**WORK INSTRUCTIONS:** In the entries below, find each line bearing the string "concorso" and copy it.

Collected data
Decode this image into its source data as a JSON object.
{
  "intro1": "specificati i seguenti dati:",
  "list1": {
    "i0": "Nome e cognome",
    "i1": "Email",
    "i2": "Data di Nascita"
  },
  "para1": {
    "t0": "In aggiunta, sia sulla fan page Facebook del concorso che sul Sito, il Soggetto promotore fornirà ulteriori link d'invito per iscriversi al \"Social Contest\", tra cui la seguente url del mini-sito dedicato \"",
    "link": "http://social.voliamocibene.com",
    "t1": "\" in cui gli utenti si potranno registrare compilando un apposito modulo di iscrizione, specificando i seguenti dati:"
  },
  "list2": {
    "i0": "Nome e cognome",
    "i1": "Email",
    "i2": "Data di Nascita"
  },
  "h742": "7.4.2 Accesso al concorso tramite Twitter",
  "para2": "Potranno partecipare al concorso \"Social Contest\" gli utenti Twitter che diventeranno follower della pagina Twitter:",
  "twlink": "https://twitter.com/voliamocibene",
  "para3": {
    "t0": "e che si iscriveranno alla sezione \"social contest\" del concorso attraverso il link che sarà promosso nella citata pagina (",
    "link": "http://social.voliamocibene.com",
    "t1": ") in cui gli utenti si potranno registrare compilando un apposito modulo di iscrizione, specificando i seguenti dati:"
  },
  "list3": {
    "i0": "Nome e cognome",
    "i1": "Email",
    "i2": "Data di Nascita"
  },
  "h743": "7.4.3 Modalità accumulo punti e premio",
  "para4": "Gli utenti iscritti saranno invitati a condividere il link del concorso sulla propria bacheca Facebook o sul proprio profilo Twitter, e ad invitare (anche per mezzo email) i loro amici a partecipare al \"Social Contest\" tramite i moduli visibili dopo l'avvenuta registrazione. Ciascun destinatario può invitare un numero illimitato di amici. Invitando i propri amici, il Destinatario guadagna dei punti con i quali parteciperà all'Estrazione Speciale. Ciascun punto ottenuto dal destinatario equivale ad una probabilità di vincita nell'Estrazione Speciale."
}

**ANSWER TO THE PROBLEM:**
    "t0": "In aggiunta, sia sulla fan page Facebook del concorso che sul Sito, il Soggetto promotore fornirà ulteriori link d'invito per iscriversi al \"Social Contest\", tra cui la seguente url del mini-sito dedicato \"",
  "h742": "7.4.2 Accesso al concorso tramite Twitter",
  "para2": "Potranno partecipare al concorso \"Social Contest\" gli utenti Twitter che diventeranno follower della pagina Twitter:",
    "t0": "e che si iscriveranno alla sezione \"social contest\" del concorso attraverso il link che sarà promosso nella citata pagina (",
  "para4": "Gli utenti iscritti saranno invitati a condividere il link del concorso sulla propria bacheca Facebook o sul proprio profilo Twitter, e ad invitare (anche per mezzo email) i loro amici a partecipare al \"Social Contest\" tramite i moduli visibili dopo l'avvenuta registrazione. Ciascun destinatario può invitare un numero illimitato di amici. Invitando i propri amici, il Destinatario guadagna dei punti con i quali parteciperà all'Estrazione Speciale. Ciascun punto ottenuto dal destinatario equivale ad una probabilità di vincita nell'Estrazione Speciale."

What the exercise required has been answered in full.